In 1894, Sarah married again, this time to a man named John Davis. Unfortunately, it was not much happier. Davis was abusive, suffered from alcoholism, and was addicted to gambling. Even before the two separated, Sarah began seeing a new man - Charles Joseph (C.J.) Walker. Walker was radically different than Davis; he had his life together. Walker had made a good living for himself in the newspaper business as a salesman. In 1906, Sarah married him, despite still being married to Davis. She then started going by the name she is famous as - Madam C.J. Walker.

During her time in St. Louis, Walker's hair began to fall out. Years of hard work and an insufficient diet caused her to develop alopecia. The few hair care products designed for African American hair types available at the time were chock full of harmful chemicals that often burned women's scalps. Sarah would later claim that her recipe for a gentler and more effective hair care product came to her in a dream after she prayed and prayed for a solution to her hair woes. However, it's likely that her product was developed through experimentation during her time working as a hairdresser and saleswoman for another local hair care entrepreneur, Annie Turnbo Pope (later known as Annie Turnbo Malone).

In 1905, Sarah moved to Denver, Colorado to live with her sister-in-law and nieces. Her career as a remote saleswoman for Annie Turnbo Pope was brief. Soon after arriving in Denver, she combined her hair care knowledge with her new husband's marketing skills and launched her own company, called the Madam C.J. Walker Manufacturing Company. While giving demonstrations and teaching classes on her new product, Sarah also had to work as a cook and a laundress and take in boarders to survive. In addition, her former boss was not happy to have a new competitor. Annie Turnbo Pope and Madam C.J. Walker created an intense rivalry. However, Walker's company soon took off and even surpassed Pope's.

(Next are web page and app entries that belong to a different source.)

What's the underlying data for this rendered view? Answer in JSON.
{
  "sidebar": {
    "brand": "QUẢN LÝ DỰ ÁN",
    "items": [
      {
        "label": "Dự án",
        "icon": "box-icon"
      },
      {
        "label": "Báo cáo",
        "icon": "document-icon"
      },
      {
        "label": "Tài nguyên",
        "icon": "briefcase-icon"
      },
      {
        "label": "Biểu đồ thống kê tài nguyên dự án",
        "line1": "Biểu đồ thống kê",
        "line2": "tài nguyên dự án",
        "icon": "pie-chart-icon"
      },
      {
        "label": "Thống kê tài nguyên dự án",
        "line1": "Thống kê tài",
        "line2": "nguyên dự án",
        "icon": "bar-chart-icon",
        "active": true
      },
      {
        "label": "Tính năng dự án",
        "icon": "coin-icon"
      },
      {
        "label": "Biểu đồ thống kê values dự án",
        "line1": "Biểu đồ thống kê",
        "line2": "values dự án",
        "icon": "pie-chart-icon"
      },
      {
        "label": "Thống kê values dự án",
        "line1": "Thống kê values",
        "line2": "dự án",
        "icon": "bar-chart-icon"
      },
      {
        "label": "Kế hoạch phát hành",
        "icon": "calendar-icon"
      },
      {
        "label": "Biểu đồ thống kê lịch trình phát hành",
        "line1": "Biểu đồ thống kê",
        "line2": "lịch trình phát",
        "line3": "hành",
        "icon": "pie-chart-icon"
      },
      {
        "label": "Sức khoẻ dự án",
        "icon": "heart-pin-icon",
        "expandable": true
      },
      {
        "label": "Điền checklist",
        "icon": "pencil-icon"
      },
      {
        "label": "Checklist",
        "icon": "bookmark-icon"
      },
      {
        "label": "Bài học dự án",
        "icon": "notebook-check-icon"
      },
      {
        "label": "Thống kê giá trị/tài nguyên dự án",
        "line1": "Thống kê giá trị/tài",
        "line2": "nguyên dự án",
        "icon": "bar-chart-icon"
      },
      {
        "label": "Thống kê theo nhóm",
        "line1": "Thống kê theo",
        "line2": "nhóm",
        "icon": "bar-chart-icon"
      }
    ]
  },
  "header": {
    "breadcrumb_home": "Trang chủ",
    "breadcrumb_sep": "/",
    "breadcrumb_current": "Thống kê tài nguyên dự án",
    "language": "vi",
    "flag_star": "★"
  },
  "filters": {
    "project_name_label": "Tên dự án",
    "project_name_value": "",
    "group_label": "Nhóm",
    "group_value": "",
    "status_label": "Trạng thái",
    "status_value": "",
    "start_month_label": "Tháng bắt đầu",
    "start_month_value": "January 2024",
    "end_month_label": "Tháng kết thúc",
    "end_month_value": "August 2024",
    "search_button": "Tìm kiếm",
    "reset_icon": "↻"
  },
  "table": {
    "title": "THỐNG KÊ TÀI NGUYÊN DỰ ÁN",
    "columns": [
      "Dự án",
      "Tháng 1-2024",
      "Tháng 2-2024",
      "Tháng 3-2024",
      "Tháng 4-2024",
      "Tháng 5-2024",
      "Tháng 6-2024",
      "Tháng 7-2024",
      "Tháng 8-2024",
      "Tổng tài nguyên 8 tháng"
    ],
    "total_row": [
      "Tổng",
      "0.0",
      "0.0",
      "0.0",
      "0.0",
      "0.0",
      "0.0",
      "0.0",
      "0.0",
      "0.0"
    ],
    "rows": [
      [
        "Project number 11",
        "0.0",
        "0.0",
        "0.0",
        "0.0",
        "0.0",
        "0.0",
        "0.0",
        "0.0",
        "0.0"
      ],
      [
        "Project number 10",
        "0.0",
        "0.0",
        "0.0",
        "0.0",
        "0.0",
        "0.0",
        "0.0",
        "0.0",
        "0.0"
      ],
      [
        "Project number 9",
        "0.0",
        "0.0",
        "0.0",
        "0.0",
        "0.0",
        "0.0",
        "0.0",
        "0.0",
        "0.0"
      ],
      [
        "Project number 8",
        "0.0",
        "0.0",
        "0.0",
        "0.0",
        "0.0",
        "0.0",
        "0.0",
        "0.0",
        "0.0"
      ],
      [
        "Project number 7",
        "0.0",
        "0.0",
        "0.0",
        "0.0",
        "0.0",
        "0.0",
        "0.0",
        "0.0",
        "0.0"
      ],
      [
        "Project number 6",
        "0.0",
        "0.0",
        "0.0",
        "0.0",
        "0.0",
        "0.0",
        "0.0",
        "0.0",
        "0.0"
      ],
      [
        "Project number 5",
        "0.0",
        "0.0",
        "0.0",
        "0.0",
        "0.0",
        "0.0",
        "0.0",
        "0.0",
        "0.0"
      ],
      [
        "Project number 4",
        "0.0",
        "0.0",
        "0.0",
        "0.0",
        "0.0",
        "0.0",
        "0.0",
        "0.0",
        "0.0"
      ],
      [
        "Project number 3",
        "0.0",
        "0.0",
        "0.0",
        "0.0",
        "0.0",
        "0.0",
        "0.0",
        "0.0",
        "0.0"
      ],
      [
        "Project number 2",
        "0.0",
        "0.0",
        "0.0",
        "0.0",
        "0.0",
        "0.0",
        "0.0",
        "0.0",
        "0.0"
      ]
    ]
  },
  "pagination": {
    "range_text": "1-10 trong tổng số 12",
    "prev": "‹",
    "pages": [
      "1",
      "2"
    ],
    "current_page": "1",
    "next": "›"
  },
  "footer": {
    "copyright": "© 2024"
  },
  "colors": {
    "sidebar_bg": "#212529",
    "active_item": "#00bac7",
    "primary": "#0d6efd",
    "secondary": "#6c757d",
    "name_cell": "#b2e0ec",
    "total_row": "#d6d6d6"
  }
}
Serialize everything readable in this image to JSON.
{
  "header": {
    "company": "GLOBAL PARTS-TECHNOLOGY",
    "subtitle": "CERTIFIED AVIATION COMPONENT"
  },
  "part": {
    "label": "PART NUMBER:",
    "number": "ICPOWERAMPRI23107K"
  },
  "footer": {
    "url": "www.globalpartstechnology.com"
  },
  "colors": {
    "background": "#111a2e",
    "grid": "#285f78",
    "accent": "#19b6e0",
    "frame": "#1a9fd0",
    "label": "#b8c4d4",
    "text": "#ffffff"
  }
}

In 1910, Madam C.J. Walker opened a massive manufacturing headquarters in Indianapolis, Indiana that created and shipped her products out to her network of training schools across the country and into the hands of her door-to-door saleswomen, known as Walker agents. Madam C.J Walker's business empire made her the first female self-made millionaire in America. However, it also cost her her marriage. Sarah's ambition far outpaced her husband's. In the end, she kept his name and her fortune. Walker did not hoard her money, though. She became a prominent philanthropist giving back to black organizations. Her company also offered black women the rare opportunity to serve in executive positions and better their own lives. Madam C.J. Walker died in 1919 in her thirty-four room mansion, just outside of New York City. She was only 51. Her daughter A'Leila, who had been an active participant in the Madam C.J. Walker Manufacturing Company from the beginning, stepped into her mother's footsteps and took over the reigns of the business.

Beilke, Jayne R. "Madam C.J. Walker: Entrepreneur and inventor." In Great Lives from History: African Americans. Amenia: Salem Press, 2011.

Blundell, John. "Madam C.J. Walker." In Ladies for Liberty: Women Who Made a Difference in American History. New York: Algora Publishing, 2011.

Miller, Page Putnam. "Madam C.J. Walker Building: Succeeding as an Entrepreneur." In Landmarks of American Women's History. Oxford: Oxford University Press, 2003.

Spevacek, Robin. "Madam C.J. Walker." Cricket 44, no. 5 (2017).

Wright, John A. "Madam C.J. Walker." In Discovering African American St. Louis: A Guide to Historic Sites. St. Louis: Missouri History Museum, 2002.

Image Sources(Click to expand)

National Museum of American History Archives

Library of Congress, Newspaper and Periodicals Collection, LC-DIG-ppmsca-02902